During an examination, your vet may move your dog’s hind legs to check for any grinding sounds, signs of pain, or reduced range of motion. If your vet suspects that your dog may have hip dysplasia, blood tests that help detect signs of inflammation may be recommended.
Your vet will also thoroughly examine the health and medical history of your dog including a rundown of specific symptoms, or previous injuries. Knowing your pet’s lineage can offer insights into your dog's likelihood of developing hip dysplasia, although it isn't essential. Standard x-rays can also be very helpful in diagnosing the severity of your dog's hip dysplasia, and to help determine the best treatment for your pup.

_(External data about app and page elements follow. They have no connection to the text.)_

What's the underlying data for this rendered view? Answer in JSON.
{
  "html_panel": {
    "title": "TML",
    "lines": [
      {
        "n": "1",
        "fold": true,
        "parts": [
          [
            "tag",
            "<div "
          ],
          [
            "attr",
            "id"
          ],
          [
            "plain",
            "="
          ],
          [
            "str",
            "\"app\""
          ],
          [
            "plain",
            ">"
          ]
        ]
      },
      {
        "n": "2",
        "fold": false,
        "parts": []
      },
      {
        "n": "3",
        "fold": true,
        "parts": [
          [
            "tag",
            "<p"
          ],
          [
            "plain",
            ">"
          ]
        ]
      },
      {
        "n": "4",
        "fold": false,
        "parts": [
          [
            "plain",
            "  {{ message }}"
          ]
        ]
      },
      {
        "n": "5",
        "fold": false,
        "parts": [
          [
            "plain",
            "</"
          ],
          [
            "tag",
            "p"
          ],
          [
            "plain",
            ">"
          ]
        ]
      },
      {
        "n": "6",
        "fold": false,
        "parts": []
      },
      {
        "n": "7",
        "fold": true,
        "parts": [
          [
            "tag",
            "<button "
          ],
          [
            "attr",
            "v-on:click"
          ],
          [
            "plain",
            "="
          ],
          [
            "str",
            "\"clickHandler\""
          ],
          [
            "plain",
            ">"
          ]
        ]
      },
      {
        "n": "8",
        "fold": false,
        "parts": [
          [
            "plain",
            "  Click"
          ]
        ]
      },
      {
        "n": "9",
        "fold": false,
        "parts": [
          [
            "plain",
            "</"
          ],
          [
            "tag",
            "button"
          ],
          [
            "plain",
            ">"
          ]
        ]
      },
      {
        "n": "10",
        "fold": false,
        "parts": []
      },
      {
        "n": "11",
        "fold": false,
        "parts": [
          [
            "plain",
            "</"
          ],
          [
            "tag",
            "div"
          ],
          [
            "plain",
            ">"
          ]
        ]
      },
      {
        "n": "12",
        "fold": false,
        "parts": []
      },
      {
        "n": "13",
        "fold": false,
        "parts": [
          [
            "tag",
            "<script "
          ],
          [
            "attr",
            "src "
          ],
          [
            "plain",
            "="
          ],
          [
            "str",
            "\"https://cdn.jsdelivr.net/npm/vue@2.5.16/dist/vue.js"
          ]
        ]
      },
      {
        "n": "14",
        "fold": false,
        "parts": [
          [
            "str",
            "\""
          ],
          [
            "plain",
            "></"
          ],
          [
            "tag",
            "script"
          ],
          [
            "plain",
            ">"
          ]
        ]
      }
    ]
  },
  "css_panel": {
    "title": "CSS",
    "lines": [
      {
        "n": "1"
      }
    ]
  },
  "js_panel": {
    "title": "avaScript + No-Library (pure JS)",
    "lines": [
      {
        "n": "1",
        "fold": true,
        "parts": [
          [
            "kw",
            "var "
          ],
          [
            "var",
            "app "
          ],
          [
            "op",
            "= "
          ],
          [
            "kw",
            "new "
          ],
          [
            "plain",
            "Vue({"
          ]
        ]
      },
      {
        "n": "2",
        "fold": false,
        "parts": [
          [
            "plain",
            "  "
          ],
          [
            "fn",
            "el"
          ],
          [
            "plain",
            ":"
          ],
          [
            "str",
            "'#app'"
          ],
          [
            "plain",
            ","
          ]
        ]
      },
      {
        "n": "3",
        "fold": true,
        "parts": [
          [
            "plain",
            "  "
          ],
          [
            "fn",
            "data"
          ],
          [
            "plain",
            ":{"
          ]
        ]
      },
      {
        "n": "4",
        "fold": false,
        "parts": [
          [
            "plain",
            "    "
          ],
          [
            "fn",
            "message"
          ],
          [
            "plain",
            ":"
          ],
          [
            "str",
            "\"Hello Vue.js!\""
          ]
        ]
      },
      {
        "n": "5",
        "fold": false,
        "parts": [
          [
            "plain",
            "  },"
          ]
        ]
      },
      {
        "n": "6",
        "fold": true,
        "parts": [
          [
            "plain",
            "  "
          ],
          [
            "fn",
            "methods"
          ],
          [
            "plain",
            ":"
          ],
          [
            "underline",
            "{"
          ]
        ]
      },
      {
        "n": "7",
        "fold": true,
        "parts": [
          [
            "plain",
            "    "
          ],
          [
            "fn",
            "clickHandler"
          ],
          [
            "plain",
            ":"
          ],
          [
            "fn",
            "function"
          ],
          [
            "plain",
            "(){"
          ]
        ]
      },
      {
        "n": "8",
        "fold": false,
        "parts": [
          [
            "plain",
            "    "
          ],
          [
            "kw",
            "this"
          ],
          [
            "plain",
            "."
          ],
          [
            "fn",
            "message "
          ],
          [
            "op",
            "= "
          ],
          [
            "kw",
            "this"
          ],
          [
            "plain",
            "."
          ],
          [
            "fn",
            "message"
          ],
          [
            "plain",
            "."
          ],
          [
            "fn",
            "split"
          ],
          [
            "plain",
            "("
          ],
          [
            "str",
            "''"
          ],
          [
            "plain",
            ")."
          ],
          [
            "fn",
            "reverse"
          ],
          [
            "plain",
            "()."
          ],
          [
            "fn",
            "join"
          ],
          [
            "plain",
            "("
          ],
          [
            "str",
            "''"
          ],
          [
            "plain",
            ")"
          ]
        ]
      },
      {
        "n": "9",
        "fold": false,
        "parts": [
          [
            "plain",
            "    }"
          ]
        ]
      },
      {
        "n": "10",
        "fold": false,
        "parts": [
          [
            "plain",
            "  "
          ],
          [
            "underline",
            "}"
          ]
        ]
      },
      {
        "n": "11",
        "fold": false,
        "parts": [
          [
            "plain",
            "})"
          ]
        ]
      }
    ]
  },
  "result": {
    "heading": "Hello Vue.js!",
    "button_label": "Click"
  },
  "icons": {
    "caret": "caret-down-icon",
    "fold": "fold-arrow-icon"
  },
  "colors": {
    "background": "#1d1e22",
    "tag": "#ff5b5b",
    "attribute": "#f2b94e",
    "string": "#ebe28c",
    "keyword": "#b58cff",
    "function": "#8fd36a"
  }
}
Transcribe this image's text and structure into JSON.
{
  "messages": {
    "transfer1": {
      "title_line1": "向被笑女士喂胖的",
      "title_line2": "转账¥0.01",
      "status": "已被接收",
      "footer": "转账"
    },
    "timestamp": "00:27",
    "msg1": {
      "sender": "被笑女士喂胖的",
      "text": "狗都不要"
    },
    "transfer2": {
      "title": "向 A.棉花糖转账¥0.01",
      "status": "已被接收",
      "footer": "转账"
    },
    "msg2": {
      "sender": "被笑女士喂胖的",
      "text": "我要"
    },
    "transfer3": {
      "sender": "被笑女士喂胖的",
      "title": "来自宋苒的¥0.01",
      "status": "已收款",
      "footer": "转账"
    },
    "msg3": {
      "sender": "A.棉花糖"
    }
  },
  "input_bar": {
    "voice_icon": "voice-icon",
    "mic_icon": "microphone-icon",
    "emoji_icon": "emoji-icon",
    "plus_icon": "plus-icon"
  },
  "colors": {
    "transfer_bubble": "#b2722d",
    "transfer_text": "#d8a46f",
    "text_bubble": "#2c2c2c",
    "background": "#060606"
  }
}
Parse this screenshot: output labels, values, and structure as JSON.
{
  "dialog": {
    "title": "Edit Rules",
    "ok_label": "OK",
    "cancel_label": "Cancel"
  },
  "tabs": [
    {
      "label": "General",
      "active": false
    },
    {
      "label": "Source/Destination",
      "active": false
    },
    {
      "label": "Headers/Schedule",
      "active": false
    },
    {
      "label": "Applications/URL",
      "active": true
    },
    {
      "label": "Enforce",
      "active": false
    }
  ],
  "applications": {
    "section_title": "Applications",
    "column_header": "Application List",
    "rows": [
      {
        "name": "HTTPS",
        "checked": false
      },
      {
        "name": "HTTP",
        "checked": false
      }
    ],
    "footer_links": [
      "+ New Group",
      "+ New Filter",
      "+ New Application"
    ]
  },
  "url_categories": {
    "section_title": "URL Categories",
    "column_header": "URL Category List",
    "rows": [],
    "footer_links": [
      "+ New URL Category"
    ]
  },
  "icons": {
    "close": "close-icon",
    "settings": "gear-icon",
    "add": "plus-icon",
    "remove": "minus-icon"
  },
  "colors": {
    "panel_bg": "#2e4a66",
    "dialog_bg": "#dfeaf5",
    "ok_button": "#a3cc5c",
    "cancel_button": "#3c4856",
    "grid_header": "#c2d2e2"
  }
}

Hip Replacement Surgery
Total hip replacement (THR) surgery is typically the first choice for the surgical treatment of hip dysplasia in dogs. THR is the most effective surgery and involves using plastic and metal implants to replace the entire hip joint. THR returns your dog's hip function to a more normal range and eliminates most hip dysplasia-related discomfort.
A total hip replacement is a drastic treatment option for hip dysplasia and is also the most expensive. This surgery is usually recommended if the dog is in considerable pain or close to completely immobile. The artificial hip components used in THR must be custom-made for your dog, and the surgery is performed by certified veterinary surgeons.
THR surgery usually takes about two to three hours, and your dog may need to be hospitalized for one to three days following surgery. Expect a 12-week recovery period to allow time for proper healing to occur. If your dog is suffering from hip dysplasia in both hips, surgery may only be performed on one hip at a time, with a three-to-six-month gap between procedures.